Government intervention is required to give everyone a chance to be free. The "freedom" capitalists love to talk about is only for a minority of the population. Leaving a society to their own devices leads to chasms and elites that only benefit a few people at the top.
So yes, more government intervention is more freedom net total.
We wouldn't need intervention if the human nature was altruistic. But alas, it's the opposite.
Pretty much this. I reject right-libertarianism (the kind most Westerners think of when they hear the term "libertarian" these days, as in the Ayn Rand/Murray Rothbard/Libertarian Party/Cato Institute schools of thought) for the same reasons I reject Marxism. It doesn't mesh well with human nature. They claim to believe in "maximising freedom," but in practice their ideology is little more than an implicit support of "every man for himself/dog eat dog/I got mine, Jack, so screw you" social Darwinism. They use a corruption of Adam Smith's "invisible hand" concept, claiming that, left to its own devices, the market will always self-correct, when history clearly shows that it frequently does not self-correct, and has to be corrected by government intervention, but they continue to adhere to the idea of laissez faire. John K. Galbraith once said "The modern conservative is engaged in one of man's oldest exercises in moral philosophy; that is, the search for a superior moral justification for selfishness," but that can be just as easily applied to right-libertarians and anyone else with similar economic viewpoints. Whether or not they are just finding ways to rationalize their "selfishness is a virtue, altruism is a vice" ideals to their base, or they honestly believe their own bullshit, is irrelevant. Humans are quite frequently anything but "rational actors," and many a businessman, both large and small, has, out of pure greed and a lack of scruples, sought to cut as many corners and fuck over as many people as they think they can get away with just to boost their profits. The mere existence of human greed and evil lays low the idea that unregulated markets can ever truly function for the benefit of everyone.

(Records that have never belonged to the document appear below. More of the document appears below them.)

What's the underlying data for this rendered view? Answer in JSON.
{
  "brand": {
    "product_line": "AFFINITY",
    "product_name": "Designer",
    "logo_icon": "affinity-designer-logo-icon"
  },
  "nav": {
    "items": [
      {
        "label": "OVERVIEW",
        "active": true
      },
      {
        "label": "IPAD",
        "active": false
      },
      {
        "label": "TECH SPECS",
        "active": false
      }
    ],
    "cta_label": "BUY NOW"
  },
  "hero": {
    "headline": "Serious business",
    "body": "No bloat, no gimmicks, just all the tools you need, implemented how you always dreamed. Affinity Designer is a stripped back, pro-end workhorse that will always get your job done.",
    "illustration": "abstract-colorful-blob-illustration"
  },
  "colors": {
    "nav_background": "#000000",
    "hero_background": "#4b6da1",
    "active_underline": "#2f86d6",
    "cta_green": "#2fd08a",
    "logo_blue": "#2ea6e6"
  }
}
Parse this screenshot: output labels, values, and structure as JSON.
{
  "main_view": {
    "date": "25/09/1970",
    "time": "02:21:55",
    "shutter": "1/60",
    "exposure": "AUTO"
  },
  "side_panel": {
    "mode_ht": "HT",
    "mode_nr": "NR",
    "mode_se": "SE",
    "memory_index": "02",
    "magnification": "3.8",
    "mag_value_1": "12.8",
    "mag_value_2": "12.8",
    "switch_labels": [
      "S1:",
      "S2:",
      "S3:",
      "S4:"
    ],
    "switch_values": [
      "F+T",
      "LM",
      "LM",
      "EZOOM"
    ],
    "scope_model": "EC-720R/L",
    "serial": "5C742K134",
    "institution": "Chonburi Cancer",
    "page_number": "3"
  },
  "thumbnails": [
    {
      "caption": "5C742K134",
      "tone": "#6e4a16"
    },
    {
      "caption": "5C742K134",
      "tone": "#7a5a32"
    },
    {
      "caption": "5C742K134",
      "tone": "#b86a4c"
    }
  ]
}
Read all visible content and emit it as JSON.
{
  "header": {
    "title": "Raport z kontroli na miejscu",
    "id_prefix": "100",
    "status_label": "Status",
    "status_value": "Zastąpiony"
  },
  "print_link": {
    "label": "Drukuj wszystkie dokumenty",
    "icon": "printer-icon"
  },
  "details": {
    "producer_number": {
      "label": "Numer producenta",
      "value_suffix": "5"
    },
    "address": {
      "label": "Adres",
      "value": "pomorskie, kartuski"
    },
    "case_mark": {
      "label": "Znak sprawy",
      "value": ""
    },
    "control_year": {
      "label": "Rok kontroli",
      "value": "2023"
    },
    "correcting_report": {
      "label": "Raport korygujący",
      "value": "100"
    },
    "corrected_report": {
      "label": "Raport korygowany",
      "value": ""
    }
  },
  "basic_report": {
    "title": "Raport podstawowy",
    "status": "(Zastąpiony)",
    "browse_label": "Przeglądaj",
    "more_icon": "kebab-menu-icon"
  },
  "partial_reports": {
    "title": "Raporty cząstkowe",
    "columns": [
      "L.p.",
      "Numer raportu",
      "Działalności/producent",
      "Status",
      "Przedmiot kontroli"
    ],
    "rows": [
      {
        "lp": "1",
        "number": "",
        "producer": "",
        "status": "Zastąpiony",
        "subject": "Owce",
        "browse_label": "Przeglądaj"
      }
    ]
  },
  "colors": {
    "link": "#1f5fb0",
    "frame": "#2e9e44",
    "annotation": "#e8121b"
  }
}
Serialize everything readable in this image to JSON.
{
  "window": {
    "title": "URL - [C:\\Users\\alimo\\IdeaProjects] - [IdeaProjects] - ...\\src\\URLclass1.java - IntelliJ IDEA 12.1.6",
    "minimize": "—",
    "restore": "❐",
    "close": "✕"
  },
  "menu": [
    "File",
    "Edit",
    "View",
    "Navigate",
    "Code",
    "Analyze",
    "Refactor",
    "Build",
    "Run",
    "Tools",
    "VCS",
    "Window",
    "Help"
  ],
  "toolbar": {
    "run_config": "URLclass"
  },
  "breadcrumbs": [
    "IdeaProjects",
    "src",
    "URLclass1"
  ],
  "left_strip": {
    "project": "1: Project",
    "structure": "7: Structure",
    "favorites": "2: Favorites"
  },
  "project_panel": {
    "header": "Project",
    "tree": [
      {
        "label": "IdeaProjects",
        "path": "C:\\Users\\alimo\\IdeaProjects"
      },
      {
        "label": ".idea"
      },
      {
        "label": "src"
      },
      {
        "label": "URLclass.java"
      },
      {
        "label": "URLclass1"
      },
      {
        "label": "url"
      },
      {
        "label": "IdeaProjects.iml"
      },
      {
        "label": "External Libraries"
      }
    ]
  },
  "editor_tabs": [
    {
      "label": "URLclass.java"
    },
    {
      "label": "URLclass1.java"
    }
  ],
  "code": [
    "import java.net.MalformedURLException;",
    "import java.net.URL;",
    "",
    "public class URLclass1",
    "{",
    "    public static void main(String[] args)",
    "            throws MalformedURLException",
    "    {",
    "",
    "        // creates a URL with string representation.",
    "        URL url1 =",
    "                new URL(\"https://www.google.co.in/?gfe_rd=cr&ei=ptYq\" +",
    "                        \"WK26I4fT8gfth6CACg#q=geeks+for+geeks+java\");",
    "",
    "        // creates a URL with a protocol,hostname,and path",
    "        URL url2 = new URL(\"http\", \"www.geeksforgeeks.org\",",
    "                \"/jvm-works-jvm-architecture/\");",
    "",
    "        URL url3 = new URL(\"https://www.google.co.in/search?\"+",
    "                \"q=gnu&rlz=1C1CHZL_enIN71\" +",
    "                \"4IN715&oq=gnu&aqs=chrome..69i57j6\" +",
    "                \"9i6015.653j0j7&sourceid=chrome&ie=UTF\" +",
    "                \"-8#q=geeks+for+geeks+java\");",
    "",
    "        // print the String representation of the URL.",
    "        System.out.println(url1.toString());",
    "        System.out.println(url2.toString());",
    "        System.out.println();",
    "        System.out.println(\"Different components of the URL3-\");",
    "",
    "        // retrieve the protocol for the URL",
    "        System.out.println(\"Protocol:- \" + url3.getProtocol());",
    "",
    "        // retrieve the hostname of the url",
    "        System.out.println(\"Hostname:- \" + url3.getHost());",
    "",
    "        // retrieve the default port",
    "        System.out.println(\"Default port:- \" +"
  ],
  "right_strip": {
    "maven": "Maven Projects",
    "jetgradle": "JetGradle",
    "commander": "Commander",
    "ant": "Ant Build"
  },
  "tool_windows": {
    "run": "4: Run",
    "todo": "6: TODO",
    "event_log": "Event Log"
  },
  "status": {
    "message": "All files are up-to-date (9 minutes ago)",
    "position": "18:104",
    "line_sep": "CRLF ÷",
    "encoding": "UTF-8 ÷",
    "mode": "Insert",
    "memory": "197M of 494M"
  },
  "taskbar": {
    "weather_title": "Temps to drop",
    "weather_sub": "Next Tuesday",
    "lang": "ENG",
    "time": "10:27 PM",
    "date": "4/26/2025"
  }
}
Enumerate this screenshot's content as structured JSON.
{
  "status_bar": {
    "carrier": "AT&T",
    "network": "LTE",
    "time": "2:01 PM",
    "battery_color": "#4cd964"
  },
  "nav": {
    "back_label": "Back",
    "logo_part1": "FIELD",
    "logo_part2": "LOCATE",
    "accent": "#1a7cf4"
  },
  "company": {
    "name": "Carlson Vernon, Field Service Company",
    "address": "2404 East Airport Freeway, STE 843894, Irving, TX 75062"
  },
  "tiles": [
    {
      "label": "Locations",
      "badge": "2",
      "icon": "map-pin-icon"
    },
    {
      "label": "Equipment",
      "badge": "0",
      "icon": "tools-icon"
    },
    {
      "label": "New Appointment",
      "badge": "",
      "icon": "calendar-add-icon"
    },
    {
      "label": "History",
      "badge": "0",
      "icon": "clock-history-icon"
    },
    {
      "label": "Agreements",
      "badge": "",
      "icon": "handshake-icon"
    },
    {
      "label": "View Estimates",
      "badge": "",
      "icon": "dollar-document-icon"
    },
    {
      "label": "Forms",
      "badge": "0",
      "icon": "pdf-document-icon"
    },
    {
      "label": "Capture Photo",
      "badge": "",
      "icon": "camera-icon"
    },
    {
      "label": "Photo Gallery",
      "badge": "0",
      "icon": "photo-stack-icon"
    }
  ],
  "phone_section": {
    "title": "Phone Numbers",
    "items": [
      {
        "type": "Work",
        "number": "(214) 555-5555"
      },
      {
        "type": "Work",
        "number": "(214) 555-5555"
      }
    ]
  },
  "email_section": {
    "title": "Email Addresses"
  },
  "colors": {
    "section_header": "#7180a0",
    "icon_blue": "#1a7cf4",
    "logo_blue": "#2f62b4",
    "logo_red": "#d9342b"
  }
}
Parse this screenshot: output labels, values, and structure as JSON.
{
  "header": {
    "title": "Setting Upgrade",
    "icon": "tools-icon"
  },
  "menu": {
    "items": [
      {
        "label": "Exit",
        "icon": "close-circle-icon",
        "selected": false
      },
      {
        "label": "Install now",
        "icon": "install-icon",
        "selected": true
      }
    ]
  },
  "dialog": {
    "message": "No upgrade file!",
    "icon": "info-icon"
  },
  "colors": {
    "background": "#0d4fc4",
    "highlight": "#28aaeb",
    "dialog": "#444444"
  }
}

"Anarchism" (not in the political sense but in the "anything-goes/no rules" sense) in the marketplace is just as foolish as "anarchism" in society. There will always need to be rules and various checks and balances in place, and some central authority to create and enforce those laws, i.e., a government. Otherwise what's to keep some private entity from running roughshod over other private citizens just to make a buck? Power, like nature, abhors a vacuum. Private power can be just as authoritarian and insidious as any government, as the lessons of the Gilded Age ought to teach us. In the absence of any real rules or regulations, wealthy business interests have shown that they're more than willing to abuse workers, subjecting them to long hours in unsafe conditions with little pay and no benefits, and hiring mercenaries to beat or even murder them if they go on strike; to despoil the environment if it's cost-effective to do so; and to corrupt the government by being able to literally buy politicians. If they thought they could get away with it and make a nickel by doing so, businesses would pay American workers third-world wages and dump toxic waste in the water supply, and they've already succeeded in giving themselves more and more power and influence over the electoral process. I don't care if it's some Standard Oil-like monopoly or the government that's trampling my rights. The end result is the same. There needs to be accountability, and there needs to be rules in place to prevent abuses. Big business has no more of a right to pollute the air I breathe than some random stranger has a right to break in my house and steal my stuff.
Cool, I got this. I consider myself a Left-Rothbardian, individualist anarchist, strongly pro-market, neutral on the question of property norms. I imagine a polylegal arbitration system where people with different ideas on property resolve their disputes through mutually agreed arbirtrators. I am strongly against state-privilege, especially towards hierarchial institutions.
Interesting quiz. I got this:
I was expecting the economic axis to be closer to the middle. I like having a market economy, and I don't even have a problem with making money or even capitalism in and of itself, and worker/consumer ownership of the means of production isn't a priority of mine, though I do believe strongly in the need for regulations, progressive taxation, safety net programs, and a national universal health care system.